**Task item**
Once the data has been read, restate all of it exactly.

═════ Records provided ═════

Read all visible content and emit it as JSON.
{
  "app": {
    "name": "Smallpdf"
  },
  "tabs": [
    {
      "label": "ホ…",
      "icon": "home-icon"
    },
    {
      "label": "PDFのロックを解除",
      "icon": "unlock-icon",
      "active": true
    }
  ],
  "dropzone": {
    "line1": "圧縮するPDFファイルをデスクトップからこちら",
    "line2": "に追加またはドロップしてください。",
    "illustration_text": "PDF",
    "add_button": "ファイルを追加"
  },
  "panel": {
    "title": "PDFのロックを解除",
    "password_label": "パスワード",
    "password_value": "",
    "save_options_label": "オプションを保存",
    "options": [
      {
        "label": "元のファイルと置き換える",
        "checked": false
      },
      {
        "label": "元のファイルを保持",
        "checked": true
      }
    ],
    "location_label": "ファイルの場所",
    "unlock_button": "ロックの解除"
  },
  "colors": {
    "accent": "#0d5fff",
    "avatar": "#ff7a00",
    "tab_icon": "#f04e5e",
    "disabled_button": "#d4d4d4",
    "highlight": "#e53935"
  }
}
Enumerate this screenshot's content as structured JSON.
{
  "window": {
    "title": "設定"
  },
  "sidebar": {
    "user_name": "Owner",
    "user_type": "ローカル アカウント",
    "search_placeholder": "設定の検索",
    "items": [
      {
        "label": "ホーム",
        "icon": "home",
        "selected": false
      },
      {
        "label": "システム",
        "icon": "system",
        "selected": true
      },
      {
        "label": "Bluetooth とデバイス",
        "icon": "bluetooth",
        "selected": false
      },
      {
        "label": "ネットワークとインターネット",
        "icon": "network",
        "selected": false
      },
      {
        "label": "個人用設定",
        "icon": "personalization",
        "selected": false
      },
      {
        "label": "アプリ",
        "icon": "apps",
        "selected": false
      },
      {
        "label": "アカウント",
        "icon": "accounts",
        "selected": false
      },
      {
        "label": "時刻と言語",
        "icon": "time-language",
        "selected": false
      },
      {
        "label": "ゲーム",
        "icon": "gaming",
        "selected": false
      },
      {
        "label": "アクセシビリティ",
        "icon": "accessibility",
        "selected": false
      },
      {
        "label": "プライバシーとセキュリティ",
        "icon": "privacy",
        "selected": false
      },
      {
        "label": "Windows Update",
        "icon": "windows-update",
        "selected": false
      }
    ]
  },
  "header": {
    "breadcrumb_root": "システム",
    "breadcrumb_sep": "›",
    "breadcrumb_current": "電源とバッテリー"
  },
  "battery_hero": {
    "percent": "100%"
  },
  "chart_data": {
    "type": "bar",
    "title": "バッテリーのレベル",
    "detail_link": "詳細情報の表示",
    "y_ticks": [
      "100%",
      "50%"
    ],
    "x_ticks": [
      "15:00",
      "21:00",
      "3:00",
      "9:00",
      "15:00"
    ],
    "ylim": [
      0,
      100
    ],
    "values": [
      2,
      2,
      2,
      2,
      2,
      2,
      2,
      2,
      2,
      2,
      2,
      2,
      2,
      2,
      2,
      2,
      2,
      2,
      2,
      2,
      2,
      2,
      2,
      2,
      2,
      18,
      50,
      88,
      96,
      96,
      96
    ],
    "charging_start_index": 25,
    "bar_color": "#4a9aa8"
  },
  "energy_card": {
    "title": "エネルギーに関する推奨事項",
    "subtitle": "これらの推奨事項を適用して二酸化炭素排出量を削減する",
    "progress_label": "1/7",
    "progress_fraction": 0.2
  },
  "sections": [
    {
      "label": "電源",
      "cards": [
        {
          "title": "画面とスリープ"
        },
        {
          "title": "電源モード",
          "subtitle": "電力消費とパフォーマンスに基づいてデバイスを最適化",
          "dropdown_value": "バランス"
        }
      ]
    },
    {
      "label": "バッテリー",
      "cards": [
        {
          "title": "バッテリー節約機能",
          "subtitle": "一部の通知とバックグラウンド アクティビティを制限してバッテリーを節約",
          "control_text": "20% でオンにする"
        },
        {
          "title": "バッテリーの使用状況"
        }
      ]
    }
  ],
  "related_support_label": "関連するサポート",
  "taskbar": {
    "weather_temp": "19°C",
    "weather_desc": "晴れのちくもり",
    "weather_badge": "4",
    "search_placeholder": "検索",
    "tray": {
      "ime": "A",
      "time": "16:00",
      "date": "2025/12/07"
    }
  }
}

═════

**Result**
Read all visible content and emit it as JSON.
{
  "app": {
    "name": "Smallpdf"
  },
  "tabs": [
    {
      "label": "ホ…",
      "icon": "home-icon"
    },
    {
      "label": "PDFのロックを解除",
      "icon": "unlock-icon",
      "active": true
    }
  ],
  "dropzone": {
    "line1": "圧縮するPDFファイルをデスクトップからこちら",
    "line2": "に追加またはドロップしてください。",
    "illustration_text": "PDF",
    "add_button": "ファイルを追加"
  },
  "panel": {
    "title": "PDFのロックを解除",
    "password_label": "パスワード",
    "password_value": "",
    "save_options_label": "オプションを保存",
    "options": [
      {
        "label": "元のファイルと置き換える",
        "checked": false
      },
      {
        "label": "元のファイルを保持",
        "checked": true
      }
    ],
    "location_label": "ファイルの場所",
    "unlock_button": "ロックの解除"
  },
  "colors": {
    "accent": "#0d5fff",
    "avatar": "#ff7a00",
    "tab_icon": "#f04e5e",
    "disabled_button": "#d4d4d4",
    "highlight": "#e53935"
  }
}
Enumerate this screenshot's content as structured JSON.
{
  "window": {
    "title": "設定"
  },
  "sidebar": {
    "user_name": "Owner",
    "user_type": "ローカル アカウント",
    "search_placeholder": "設定の検索",
    "items": [
      {
        "label": "ホーム",
        "icon": "home",
        "selected": false
      },
      {
        "label": "システム",
        "icon": "system",
        "selected": true
      },
      {
        "label": "Bluetooth とデバイス",
        "icon": "bluetooth",
        "selected": false
      },
      {
        "label": "ネットワークとインターネット",
        "icon": "network",
        "selected": false
      },
      {
        "label": "個人用設定",
        "icon": "personalization",
        "selected": false
      },
      {
        "label": "アプリ",
        "icon": "apps",
        "selected": false
      },
      {
        "label": "アカウント",
        "icon": "accounts",
        "selected": false
      },
      {
        "label": "時刻と言語",
        "icon": "time-language",
        "selected": false
      },
      {
        "label": "ゲーム",
        "icon": "gaming",
        "selected": false
      },
      {
        "label": "アクセシビリティ",
        "icon": "accessibility",
        "selected": false
      },
      {
        "label": "プライバシーとセキュリティ",
        "icon": "privacy",
        "selected": false
      },
      {
        "label": "Windows Update",
        "icon": "windows-update",
        "selected": false
      }
    ]
  },
  "header": {
    "breadcrumb_root": "システム",
    "breadcrumb_sep": "›",
    "breadcrumb_current": "電源とバッテリー"
  },
  "battery_hero": {
    "percent": "100%"
  },
  "chart_data": {
    "type": "bar",
    "title": "バッテリーのレベル",
    "detail_link": "詳細情報の表示",
    "y_ticks": [
      "100%",
      "50%"
    ],
    "x_ticks": [
      "15:00",
      "21:00",
      "3:00",
      "9:00",
      "15:00"
    ],
    "ylim": [
      0,
      100
    ],
    "values": [
      2,
      2,
      2,
      2,
      2,
      2,
      2,
      2,
      2,
      2,
      2,
      2,
      2,
      2,
      2,
      2,
      2,
      2,
      2,
      2,
      2,
      2,
      2,
      2,
      2,
      18,
      50,
      88,
      96,
      96,
      96
    ],
    "charging_start_index": 25,
    "bar_color": "#4a9aa8"
  },
  "energy_card": {
    "title": "エネルギーに関する推奨事項",
    "subtitle": "これらの推奨事項を適用して二酸化炭素排出量を削減する",
    "progress_label": "1/7",
    "progress_fraction": 0.2
  },
  "sections": [
    {
      "label": "電源",
      "cards": [
        {
          "title": "画面とスリープ"
        },
        {
          "title": "電源モード",
          "subtitle": "電力消費とパフォーマンスに基づいてデバイスを最適化",
          "dropdown_value": "バランス"
        }
      ]
    },
    {
      "label": "バッテリー",
      "cards": [
        {
          "title": "バッテリー節約機能",
          "subtitle": "一部の通知とバックグラウンド アクティビティを制限してバッテリーを節約",
          "control_text": "20% でオンにする"
        },
        {
          "title": "バッテリーの使用状況"
        }
      ]
    }
  ],
  "related_support_label": "関連するサポート",
  "taskbar": {
    "weather_temp": "19°C",
    "weather_desc": "晴れのちくもり",
    "weather_badge": "4",
    "search_placeholder": "検索",
    "tray": {
      "ime": "A",
      "time": "16:00",
      "date": "2025/12/07"
    }
  }
}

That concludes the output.